• [EXERCISE GOAL]: For each line of the listing that contains "false", make a copy and return it.

• [LISTED ENTRIES]:
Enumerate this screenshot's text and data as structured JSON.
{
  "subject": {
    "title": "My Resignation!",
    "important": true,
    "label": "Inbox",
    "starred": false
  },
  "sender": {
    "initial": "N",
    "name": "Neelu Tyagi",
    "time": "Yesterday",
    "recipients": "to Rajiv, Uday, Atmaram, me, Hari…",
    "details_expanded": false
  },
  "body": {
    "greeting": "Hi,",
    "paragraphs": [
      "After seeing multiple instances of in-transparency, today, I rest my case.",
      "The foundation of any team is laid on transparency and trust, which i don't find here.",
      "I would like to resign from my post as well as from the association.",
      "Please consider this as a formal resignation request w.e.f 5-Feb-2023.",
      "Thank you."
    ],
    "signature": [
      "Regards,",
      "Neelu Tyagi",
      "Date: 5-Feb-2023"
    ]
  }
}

• [WRITTEN SOLUTION]:
    "starred": false
    "details_expanded": false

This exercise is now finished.